Ten Minutes With TJ Faddis // Movie Lover and Mah Jongg Enthusiast

By Vicki Wilson

TJ Faddis wasn’t always an aficionado of film. But for most of the last 25 years, she was the reason you could see movies on Bainbridge. That’s because she ran the projector at the island’s beloved Lynwood Theatre and was responsible for the movie selection and the film notes audiences enjoyed before each showing. These days, she’s taken her act over to the Bainbridge Island Museum of Art, where she programs their repertory film series.

How did you become such a movie buff?

Before the late ’70s, I had probably seen only three movies in a theater. Most of my movie watching was done on television. In 1979, a local woman named Joyce Depue started renting out the Lynwood on Wednesday and Thursday nights to show foreign films. I saw movies like “La Cage Aux Folles,” “Swept Away” and “Satyricon”—it was like trying tutti frutti or pistachio after having vanilla ice cream all your life. I began seeking out more flavorful movies.

Like what?

“Return of the Secaucus Seven” really rocked my world because the actors weren’t movie stars. I felt like I could have lived in the same movie with these people. They were dealing with my issues at the time; it was a movie about discussions between friends.

Tell us about your mah jongg habit.

I saw the Ang Lee film “Lust, Caution” back in 2007. It was so powerful I almost couldn’t drive afterwards. I wanted someone else to see it so I took Ron [Carlson, co-manager at the Lynwood] and Dennis [James, the Lynwood’s organist]. The sex in “Lust, Caution” is pretty energetic. As we left the film nobody said anything until we got to the car. Then, Dennis looked over at me and said, “We ought to learn to play mah jongg,” which was prominently featured in the movie. I thought for a split second and said, “You can tell that we’re over 50—we just saw a movie like that and the first thing we say is, ‘We’ve got to learn mah jongg.’”

Did the projector ever make you sweat?

More than once! I remember we were showing “The Killing Fields,” and we got to the scene, near the end of the film, where a character has just stepped on an IED while carrying a young boy on his shoulders. Right then, the film slipped off the platter [the huge metal platform that holds hundreds of feet of film as it spools onto the projector]. There was a pile of film on the floor. I got it untangled with the help of two audience members.

We’re doing this interview the day the Oscar nominations came out. We’ll know by the time we publish if your predictions are correct. Let’s hear some.

always go with my heart. I’m a big fan of “Birdman,” it just exhilarated me. I think [Alejandro González] Iñárritu is amazing—I pick him for director. But “Boyhood” is also a strong contender.

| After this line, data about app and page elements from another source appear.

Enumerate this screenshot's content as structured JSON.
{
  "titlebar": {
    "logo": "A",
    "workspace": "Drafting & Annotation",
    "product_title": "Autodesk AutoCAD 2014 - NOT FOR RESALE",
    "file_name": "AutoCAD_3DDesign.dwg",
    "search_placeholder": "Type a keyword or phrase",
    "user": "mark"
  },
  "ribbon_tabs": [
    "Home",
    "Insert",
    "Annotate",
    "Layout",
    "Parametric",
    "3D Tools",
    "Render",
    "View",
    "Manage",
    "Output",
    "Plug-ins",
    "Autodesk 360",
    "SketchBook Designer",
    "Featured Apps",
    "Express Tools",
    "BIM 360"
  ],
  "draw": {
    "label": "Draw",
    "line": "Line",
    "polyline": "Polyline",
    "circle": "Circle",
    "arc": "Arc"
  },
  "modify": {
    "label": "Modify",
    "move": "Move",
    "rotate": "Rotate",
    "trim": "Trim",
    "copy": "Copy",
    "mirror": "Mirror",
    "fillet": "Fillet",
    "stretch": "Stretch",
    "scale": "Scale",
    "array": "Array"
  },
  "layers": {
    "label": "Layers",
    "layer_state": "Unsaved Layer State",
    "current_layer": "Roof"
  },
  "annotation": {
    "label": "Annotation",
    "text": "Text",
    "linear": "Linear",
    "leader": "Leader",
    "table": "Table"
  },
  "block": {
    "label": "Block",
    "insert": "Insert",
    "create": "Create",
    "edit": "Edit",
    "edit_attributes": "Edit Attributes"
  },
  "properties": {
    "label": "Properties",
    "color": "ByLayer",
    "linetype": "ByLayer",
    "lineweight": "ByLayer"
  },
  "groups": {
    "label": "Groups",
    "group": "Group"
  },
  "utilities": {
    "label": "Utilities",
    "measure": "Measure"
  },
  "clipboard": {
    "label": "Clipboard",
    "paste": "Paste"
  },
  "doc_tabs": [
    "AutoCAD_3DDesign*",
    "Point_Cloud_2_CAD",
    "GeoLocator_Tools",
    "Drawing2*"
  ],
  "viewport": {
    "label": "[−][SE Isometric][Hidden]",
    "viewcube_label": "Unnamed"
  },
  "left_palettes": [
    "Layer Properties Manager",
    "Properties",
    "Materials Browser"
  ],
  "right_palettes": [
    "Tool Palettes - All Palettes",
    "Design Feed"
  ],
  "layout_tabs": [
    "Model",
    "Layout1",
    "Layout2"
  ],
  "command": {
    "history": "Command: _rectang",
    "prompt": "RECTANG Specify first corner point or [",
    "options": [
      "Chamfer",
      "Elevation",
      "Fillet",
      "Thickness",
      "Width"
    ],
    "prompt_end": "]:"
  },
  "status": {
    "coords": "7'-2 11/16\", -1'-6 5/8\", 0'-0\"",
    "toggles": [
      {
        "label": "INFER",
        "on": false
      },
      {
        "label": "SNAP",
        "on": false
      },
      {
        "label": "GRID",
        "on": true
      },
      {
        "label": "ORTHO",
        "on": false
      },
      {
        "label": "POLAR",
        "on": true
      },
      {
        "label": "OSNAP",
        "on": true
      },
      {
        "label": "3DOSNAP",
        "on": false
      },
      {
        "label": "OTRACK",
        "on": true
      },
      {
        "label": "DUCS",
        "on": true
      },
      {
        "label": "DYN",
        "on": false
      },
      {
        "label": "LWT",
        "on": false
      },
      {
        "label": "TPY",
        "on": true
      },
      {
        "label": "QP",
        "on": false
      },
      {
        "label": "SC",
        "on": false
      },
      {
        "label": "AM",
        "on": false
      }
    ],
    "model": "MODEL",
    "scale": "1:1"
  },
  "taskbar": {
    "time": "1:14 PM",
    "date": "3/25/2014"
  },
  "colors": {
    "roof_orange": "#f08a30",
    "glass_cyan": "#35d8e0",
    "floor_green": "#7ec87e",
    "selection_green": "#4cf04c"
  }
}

You’ve got purple hair and a purple car. Which came first?

The car. Purple actually came first. I’ve always been enamored with that color. Not the movie, but the color.

Ten Minutes With TJ Faddis Movie Lover and Mah Jongg Enthusiast